↓↓↓
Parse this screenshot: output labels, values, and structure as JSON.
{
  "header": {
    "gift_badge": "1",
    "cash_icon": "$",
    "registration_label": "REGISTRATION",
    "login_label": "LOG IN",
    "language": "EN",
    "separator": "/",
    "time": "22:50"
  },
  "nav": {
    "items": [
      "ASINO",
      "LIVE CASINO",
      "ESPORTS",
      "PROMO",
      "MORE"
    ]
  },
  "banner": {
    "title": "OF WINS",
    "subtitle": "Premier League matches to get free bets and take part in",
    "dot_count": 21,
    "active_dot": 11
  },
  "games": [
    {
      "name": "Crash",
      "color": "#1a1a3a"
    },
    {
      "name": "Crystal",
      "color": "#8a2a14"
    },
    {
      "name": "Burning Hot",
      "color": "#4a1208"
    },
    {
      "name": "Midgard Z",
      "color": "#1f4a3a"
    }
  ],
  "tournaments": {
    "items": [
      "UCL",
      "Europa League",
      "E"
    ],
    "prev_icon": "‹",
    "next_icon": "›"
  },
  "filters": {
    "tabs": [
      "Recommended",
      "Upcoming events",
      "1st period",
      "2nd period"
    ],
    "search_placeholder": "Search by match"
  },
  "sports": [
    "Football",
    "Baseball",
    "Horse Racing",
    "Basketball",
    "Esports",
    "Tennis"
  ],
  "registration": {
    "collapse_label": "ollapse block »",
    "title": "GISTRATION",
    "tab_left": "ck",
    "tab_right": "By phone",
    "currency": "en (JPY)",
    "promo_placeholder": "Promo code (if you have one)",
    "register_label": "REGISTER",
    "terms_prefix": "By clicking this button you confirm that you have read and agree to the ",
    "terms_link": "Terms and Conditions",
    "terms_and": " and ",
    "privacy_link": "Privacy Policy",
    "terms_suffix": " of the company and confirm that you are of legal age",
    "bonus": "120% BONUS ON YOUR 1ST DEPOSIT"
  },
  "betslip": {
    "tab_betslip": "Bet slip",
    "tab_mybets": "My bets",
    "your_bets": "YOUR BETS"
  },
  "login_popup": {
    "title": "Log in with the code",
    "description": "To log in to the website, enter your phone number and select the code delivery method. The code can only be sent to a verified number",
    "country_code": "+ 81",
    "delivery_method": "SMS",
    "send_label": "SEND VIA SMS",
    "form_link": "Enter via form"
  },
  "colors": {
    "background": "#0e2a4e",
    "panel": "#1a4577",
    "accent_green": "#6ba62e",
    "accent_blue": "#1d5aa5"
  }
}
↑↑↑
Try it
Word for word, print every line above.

Result for this task
Parse this screenshot: output labels, values, and structure as JSON.
{
  "header": {
    "gift_badge": "1",
    "cash_icon": "$",
    "registration_label": "REGISTRATION",
    "login_label": "LOG IN",
    "language": "EN",
    "separator": "/",
    "time": "22:50"
  },
  "nav": {
    "items": [
      "ASINO",
      "LIVE CASINO",
      "ESPORTS",
      "PROMO",
      "MORE"
    ]
  },
  "banner": {
    "title": "OF WINS",
    "subtitle": "Premier League matches to get free bets and take part in",
    "dot_count": 21,
    "active_dot": 11
  },
  "games": [
    {
      "name": "Crash",
      "color": "#1a1a3a"
    },
    {
      "name": "Crystal",
      "color": "#8a2a14"
    },
    {
      "name": "Burning Hot",
      "color": "#4a1208"
    },
    {
      "name": "Midgard Z",
      "color": "#1f4a3a"
    }
  ],
  "tournaments": {
    "items": [
      "UCL",
      "Europa League",
      "E"
    ],
    "prev_icon": "‹",
    "next_icon": "›"
  },
  "filters": {
    "tabs": [
      "Recommended",
      "Upcoming events",
      "1st period",
      "2nd period"
    ],
    "search_placeholder": "Search by match"
  },
  "sports": [
    "Football",
    "Baseball",
    "Horse Racing",
    "Basketball",
    "Esports",
    "Tennis"
  ],
  "registration": {
    "collapse_label": "ollapse block »",
    "title": "GISTRATION",
    "tab_left": "ck",
    "tab_right": "By phone",
    "currency": "en (JPY)",
    "promo_placeholder": "Promo code (if you have one)",
    "register_label": "REGISTER",
    "terms_prefix": "By clicking this button you confirm that you have read and agree to the ",
    "terms_link": "Terms and Conditions",
    "terms_and": " and ",
    "privacy_link": "Privacy Policy",
    "terms_suffix": " of the company and confirm that you are of legal age",
    "bonus": "120% BONUS ON YOUR 1ST DEPOSIT"
  },
  "betslip": {
    "tab_betslip": "Bet slip",
    "tab_mybets": "My bets",
    "your_bets": "YOUR BETS"
  },
  "login_popup": {
    "title": "Log in with the code",
    "description": "To log in to the website, enter your phone number and select the code delivery method. The code can only be sent to a verified number",
    "country_code": "+ 81",
    "delivery_method": "SMS",
    "send_label": "SEND VIA SMS",
    "form_link": "Enter via form"
  },
  "colors": {
    "background": "#0e2a4e",
    "panel": "#1a4577",
    "accent_green": "#6ba62e",
    "accent_blue": "#1d5aa5"
  }
}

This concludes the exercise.